Advertisements

looking beyond borders

foreign policy and global economy

Archive for the tag “Moscow”

The Secret History Of The Russian Consulate In San Francisco

The first thing you need to understand about the building that, until very recently, housed the Russian Consulate in San Francisco — a city where topography is destiny, where wealth and power concentrate, quite literally, at the top — is its sense of elevation. Brick-fronted, sentinel-like, and six stories high, it sits on a hill in Pacific Heights, within one of the city’s toniest zip codes.

Read Here – Foreign Policy

Advertisements

Russia’s House Of Shadows

The most striking thing about the building was, and is, its history. In the nineteen-thirties, during Stalin’s purges, the House of Government earned the ghoulish reputation of having the highest per-capita number of arrests and executions of any apartment building in Moscow. No other address in the city offers such a compelling portal into the world of Soviet-era bureaucratic privilege, and the horror and murder to which this privilege often led.

Read Here – The New Yorker

Chinese In The Russian Far East: A Geopolitical Time Bomb?

Recent meetings between Beijing and Moscow – at the Belt and Road Forum last month and at a two-day summit last week in Russia – are the latest in a string of efforts to strengthen Sino-Russian ties, especially along the border. However, like many nations, Russia has found that working with China can be a double-edged sword.

Read Here – South China Morning Post

Young, Hipster And Red: Meet Russia’s New Generation Of Communists

The crusty shell of Russia’s Communist Party may be associated with pensioners, but the movement is undergoing a face-lift.

Read Here – The Moscow Times

The ABCs Of Russian Military Power: A Primer For The New (U.S.) Administration

The Russian military that the United States faces in 2017 is not the poorly equipped and uncoordinated force that invaded Georgia in August of 2008…Following reforms launched in October 2008, and a modernization program in 2011 valued at $670 billion, the armed forces have become one of Russia’s most reliable instruments of national power.

Read Here The National Interest

Russia’s Perpetual Geopolitics

For half a millennium, Russian foreign policy has been characterized by soaring ambitions that have exceeded the country’s capabilities. Beginning with the reign of Ivan the Terrible in the sixteenth century, Russia managed to expand at an average rate of 50 square miles per day for hundreds of years, eventually covering one-sixth of the earth’s landmass.

Read Here – Foreign Affairs

A Turn To Asia: The History Of The Political Idea

Russia has already made its turn towards Asia, and the important question now is how deep and successful it will be. It is also critical what forms and substance it will assume, what costs and benefits it will bring, and whether it will be accompanied, in the best tradition of Russian political maximalism, by an attempt at civilizational divorce from the European spiritual and cultural tradition rooted in the millennia-old history of Russia, the Russian Tzardom, the Russian Empire, and eventually the Soviet Union?

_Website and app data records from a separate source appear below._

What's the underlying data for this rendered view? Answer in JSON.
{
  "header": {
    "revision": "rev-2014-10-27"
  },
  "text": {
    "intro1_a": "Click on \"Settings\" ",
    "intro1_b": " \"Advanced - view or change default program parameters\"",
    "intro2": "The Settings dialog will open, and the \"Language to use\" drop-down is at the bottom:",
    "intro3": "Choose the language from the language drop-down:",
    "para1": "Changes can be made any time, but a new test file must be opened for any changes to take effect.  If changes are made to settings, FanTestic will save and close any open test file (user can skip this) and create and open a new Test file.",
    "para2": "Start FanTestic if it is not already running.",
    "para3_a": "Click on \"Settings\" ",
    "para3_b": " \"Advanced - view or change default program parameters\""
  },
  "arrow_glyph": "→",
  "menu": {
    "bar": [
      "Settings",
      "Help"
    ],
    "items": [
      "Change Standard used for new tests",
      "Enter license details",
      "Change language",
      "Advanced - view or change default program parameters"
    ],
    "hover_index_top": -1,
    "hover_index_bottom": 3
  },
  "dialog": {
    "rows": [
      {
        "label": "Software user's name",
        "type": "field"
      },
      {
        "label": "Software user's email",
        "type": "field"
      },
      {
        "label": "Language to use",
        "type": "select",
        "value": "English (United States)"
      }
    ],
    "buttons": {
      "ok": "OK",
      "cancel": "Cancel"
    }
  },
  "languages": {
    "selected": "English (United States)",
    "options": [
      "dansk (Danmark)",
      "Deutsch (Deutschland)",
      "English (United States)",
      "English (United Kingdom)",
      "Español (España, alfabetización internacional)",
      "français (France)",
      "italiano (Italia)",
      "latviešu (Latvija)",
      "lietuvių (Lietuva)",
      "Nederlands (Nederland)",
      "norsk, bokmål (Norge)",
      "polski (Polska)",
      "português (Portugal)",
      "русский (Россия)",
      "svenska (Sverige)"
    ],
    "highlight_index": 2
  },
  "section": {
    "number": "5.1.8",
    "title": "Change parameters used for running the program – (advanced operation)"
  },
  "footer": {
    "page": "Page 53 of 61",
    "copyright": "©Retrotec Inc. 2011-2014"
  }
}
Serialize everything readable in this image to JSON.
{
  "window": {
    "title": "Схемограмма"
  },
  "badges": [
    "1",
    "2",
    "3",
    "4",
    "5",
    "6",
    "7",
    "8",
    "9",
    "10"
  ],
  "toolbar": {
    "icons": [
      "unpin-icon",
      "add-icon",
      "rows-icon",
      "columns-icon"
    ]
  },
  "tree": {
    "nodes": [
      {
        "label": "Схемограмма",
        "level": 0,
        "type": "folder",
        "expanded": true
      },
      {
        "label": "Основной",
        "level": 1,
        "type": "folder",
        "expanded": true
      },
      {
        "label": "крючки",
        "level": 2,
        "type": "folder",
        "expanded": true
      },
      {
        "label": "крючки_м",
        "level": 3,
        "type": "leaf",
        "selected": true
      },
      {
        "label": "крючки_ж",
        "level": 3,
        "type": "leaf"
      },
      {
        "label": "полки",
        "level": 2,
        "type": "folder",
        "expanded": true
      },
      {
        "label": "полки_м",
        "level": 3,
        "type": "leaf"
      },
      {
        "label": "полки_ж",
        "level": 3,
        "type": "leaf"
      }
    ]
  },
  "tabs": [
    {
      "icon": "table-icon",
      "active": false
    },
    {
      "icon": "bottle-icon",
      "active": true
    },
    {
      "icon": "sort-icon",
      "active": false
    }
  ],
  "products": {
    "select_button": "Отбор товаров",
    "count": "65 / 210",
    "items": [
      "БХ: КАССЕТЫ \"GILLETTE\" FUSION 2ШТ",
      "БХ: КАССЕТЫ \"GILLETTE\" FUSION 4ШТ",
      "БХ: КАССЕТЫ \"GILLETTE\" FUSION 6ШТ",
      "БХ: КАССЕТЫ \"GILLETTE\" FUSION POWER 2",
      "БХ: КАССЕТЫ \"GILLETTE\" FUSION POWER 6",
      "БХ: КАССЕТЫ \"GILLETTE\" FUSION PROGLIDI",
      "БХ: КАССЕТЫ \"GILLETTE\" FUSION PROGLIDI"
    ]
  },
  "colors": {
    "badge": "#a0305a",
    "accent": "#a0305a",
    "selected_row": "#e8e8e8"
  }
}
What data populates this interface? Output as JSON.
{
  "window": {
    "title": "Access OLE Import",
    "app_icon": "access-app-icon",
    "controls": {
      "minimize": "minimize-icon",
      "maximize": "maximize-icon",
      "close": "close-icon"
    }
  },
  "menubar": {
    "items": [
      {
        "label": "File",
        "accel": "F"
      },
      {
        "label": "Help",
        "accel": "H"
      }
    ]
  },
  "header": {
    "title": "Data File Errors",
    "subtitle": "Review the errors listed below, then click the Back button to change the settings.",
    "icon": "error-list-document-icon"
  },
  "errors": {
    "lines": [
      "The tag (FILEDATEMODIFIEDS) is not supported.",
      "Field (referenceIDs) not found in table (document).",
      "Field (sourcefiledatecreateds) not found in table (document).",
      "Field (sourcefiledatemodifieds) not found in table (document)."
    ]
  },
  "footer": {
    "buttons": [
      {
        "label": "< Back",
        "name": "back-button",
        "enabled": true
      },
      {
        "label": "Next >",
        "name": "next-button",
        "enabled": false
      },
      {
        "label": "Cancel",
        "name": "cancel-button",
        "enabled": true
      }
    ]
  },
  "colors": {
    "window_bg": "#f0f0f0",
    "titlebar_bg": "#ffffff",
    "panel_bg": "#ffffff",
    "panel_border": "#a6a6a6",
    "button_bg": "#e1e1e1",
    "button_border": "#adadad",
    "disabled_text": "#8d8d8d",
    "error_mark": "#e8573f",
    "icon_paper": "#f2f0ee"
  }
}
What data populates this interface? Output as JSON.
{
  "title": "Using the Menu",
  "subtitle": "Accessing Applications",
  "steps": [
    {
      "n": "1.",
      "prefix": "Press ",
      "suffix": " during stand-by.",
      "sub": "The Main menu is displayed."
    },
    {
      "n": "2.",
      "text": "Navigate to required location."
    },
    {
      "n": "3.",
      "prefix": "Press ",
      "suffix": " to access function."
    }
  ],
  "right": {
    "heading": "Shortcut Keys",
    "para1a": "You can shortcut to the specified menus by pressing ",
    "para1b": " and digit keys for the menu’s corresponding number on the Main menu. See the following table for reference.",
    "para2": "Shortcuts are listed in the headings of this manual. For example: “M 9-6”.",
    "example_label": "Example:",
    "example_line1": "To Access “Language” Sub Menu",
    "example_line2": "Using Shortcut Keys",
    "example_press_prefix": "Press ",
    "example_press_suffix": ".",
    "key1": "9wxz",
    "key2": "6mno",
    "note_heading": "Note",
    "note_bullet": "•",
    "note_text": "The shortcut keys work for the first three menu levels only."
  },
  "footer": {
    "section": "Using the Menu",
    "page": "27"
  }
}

Read Here – Russia in Global Affairs

How China Sees Russia

At a time when Russian relations with the United States and western European countries are growing cold, the relatively warm ties between China and Russia have attracted renewed interest. Scholars and journalists in the West find themselves debating the nature of the Chinese-Russian partnership and wondering whether it will evolve into an alliance.

Read Here – People’s Daily

Russia And The Curse Of Geography

Vladimir Putin says he is a religious man, a great supporter of the Russian Orthodox Church. If so, he may well go to bed each night, say his prayers, and ask God: “Why didn’t you put mountains in eastern Ukraine?” If God had built mountains in eastern Ukraine, then the great expanse of flatland that is the European Plain would not have been such inviting territory for the invaders who have attacked Russia from there repeatedly through history.

Read Here – The Atlantic

Saudi Arabia Vs. Russia in Syria

After deploying its ground and air assets across Syria, Russia entered into an agreement with the Shiite leaders of Iran and Iraq to coordinate military efforts. At the podium of the United Nations, Russian President Vladimir Putin looked as if he had pulled off a masterful power play in the Middle East. But Putin seems to have forgotten the dangers of the neighborhood he seeks to dominate. More importantly, he is ignoring Russia’s recent history of meddling in the Muslim world. If past is prologue, things could get bloody.

Read Here – The National Interest

Post Navigation

%d bloggers like this: